Communication was perhaps the main reason why I stuck to my decision to delay sex. A loving, healthy relationship with my parents was the element that kept me strong and safe, especially when I was being pressured, teased, and bullied at school to have sex. Was I pressured by my parents to not have sex? No. I was advised when the best time was to do it, and that time wasn’t now. But my parents gave me the choice. In my parents’ eyes, sex wasn’t taboo or something dirty; it was special and something to be treasured. It wasn’t like a 70% discount sale at Harrods, where the first one in gets the best buys. My parents realized that sex is important, and we talked about it openly.

"We love because it's the only true adventure." - Nikki Giovanni (poet)

If my parents hadn’t discussed sex with me at length, whom else would I have gone to? My mates who were unable to keep condoms on without the use of rubber bands?  I was more interested in pleasing my parents and, later on, myself, than it was to please my friends.

At times, it was a lonely existence, and I was criticized for going against the grain and being somehow unique. Girls as young as 13 were doing it at school, and if you hadn’t done it by the age of 17, you were a total loser. Rumours went around the boys’ school that said, “Carrie won’t put out.” After a while, my peers grow bored of the same joke and they moved on. Certain boys would go out with me, but would find another girl once they realized I wasn’t going to put out even after six “whole” weeks.

Was I upset? Yes I was. For about 2 minutes. Then I was reminded what sex is. At this point in life, sex didn’t necessarily mean love; it meant 'experimentation.' After the reason of my faith, my second big reason for not having sex was that I knew everyone was just experimenting with sex, and I did not want my first experience to be a matter for the laboratory.


"If I was gong to have sex, I was going to have it with a stallion of a man, who loved me for myself, who loved my personality, and who loved my beliefs as much as I did. I was going to save sex for the guy who had the same respect for me as I had for myself."


The hardest part was that I was seen as the geek, the frigid one. (For the record, frigid means that you have a lack of sexual fantasies or absence of desire for sex. Oh I had desires and fantasies alright—I just didn’t want to ‘do it’ with 17 year old boys who had only just gotten used to their own facial hair.) I was considered 'the one that has no fun.'

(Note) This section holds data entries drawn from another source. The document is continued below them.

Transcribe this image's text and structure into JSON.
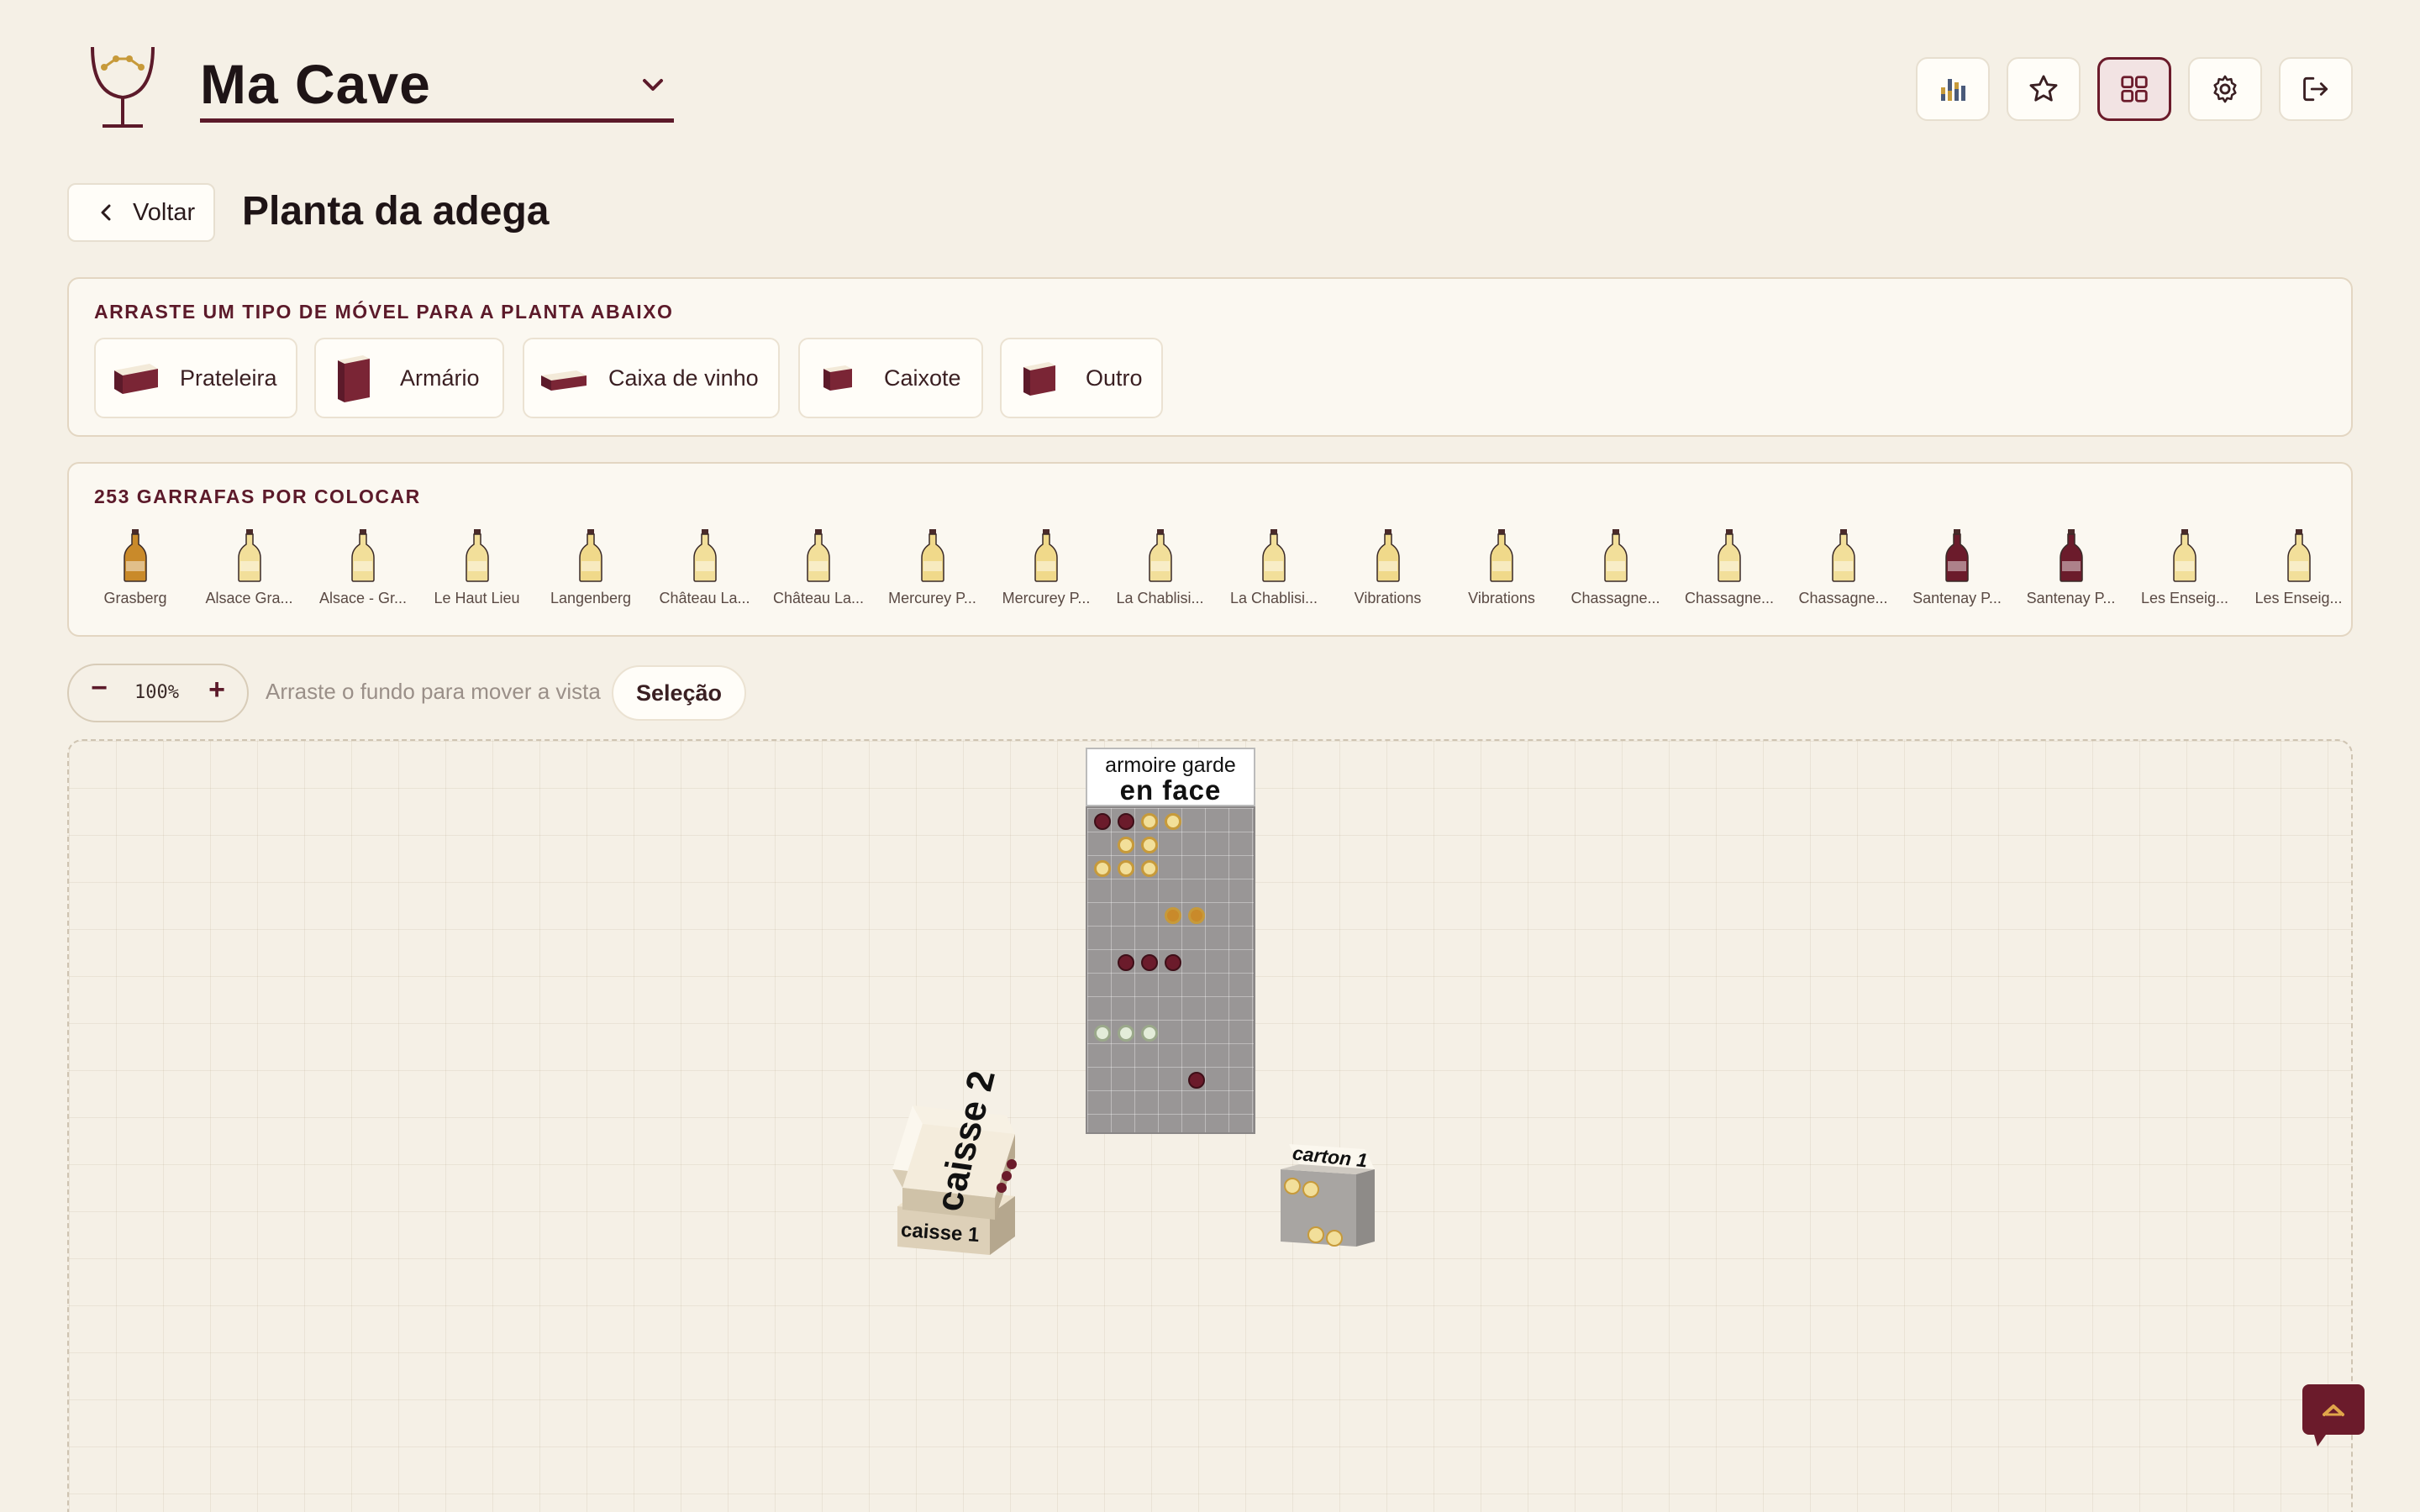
{
  "header": {
    "cellar_name": "Ma Cave",
    "icons": [
      "stats-icon",
      "star-icon",
      "grid-icon",
      "gear-icon",
      "logout-icon"
    ]
  },
  "nav": {
    "back_label": "Voltar",
    "page_title": "Planta da adega"
  },
  "furniture_panel": {
    "label": "ARRASTE UM TIPO DE MÓVEL PARA A PLANTA ABAIXO",
    "items": [
      {
        "label": "Prateleira"
      },
      {
        "label": "Armário"
      },
      {
        "label": "Caixa de vinho"
      },
      {
        "label": "Caixote"
      },
      {
        "label": "Outro"
      }
    ]
  },
  "bottles_panel": {
    "label": "253 GARRAFAS POR COLOCAR",
    "bottles": [
      {
        "name": "Grasberg",
        "color": "#c98a2a"
      },
      {
        "name": "Alsace Gra...",
        "color": "#f2df9a"
      },
      {
        "name": "Alsace - Gr...",
        "color": "#f2df9a"
      },
      {
        "name": "Le Haut Lieu",
        "color": "#f2df9a"
      },
      {
        "name": "Langenberg",
        "color": "#f0d98a"
      },
      {
        "name": "Château La...",
        "color": "#f2df9a"
      },
      {
        "name": "Château La...",
        "color": "#f2df9a"
      },
      {
        "name": "Mercurey P...",
        "color": "#f0d98a"
      },
      {
        "name": "Mercurey P...",
        "color": "#f0d98a"
      },
      {
        "name": "La Chablisi...",
        "color": "#f2df9a"
      },
      {
        "name": "La Chablisi...",
        "color": "#f2df9a"
      },
      {
        "name": "Vibrations",
        "color": "#f0d98a"
      },
      {
        "name": "Vibrations",
        "color": "#f0d98a"
      },
      {
        "name": "Chassagne...",
        "color": "#f2df9a"
      },
      {
        "name": "Chassagne...",
        "color": "#f2df9a"
      },
      {
        "name": "Chassagne...",
        "color": "#f2df9a"
      },
      {
        "name": "Santenay P...",
        "color": "#6b1b2b"
      },
      {
        "name": "Santenay P...",
        "color": "#6b1b2b"
      },
      {
        "name": "Les Enseig...",
        "color": "#f2df9a"
      },
      {
        "name": "Les Enseig...",
        "color": "#f2df9a"
      }
    ]
  },
  "toolbar": {
    "zoom_minus": "−",
    "zoom_value": "100%",
    "zoom_plus": "+",
    "hint": "Arraste o fundo para mover a vista",
    "selection_label": "Seleção"
  },
  "plan": {
    "armoire": {
      "title_line1": "armoire garde",
      "title_line2": "en face"
    },
    "caisse2": {
      "label": "caisse 2"
    },
    "caisse1": {
      "label": "caisse 1"
    },
    "carton1": {
      "label": "carton 1"
    }
  },
  "colors": {
    "accent": "#6b1b2b",
    "background": "#f5f0e6",
    "red_wine": "#6b1b2b",
    "white_wine": "#f2df9a",
    "amber_wine": "#c98a2a"
  }
}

But the truth is I knew a lot of boring people having sex. I knew a lot of geeks having sex. I knew a lot of people certainly not having fun—especially in the bedroom, or even the luxurious location of the park bench. By 20, I was taking mates to get the morning after pill; other friends had fears of Gonorrhea and yet—somehow—I was still the loser. The number one intrigue on everyone’s lips was my abstinence, not other people’s sex lives. It became intrusive and downright rude. But I got on with it, and looked forward to my life after school.

I remember a girl who would ask me every time she bumped into me at school if I had “lost my cherry yet.” I used to reply “not yet, when I’m older, when I’m older...” She used to find this joke of hers hilarious. Thanks to Facebook, that same girl got in touch a decade later and wrote the following:

“You know what? I know I gave you a hard time at school, but you had it right, you know? You had it right. I deeply respect your choice for holding back.”

When I asked her what she meant, she replied: “To have not had sex at that time where we all thought we had it sussed, that we knew everything we needed to in life. We thought we were invincible, but these days we have the chat with our partners when we’re older and the look on the face when you tell them how many people you slept with was just…urgh.”

“Did they look at you as if you had shot them in the foot?” I asked.

“Spot on” was her reply.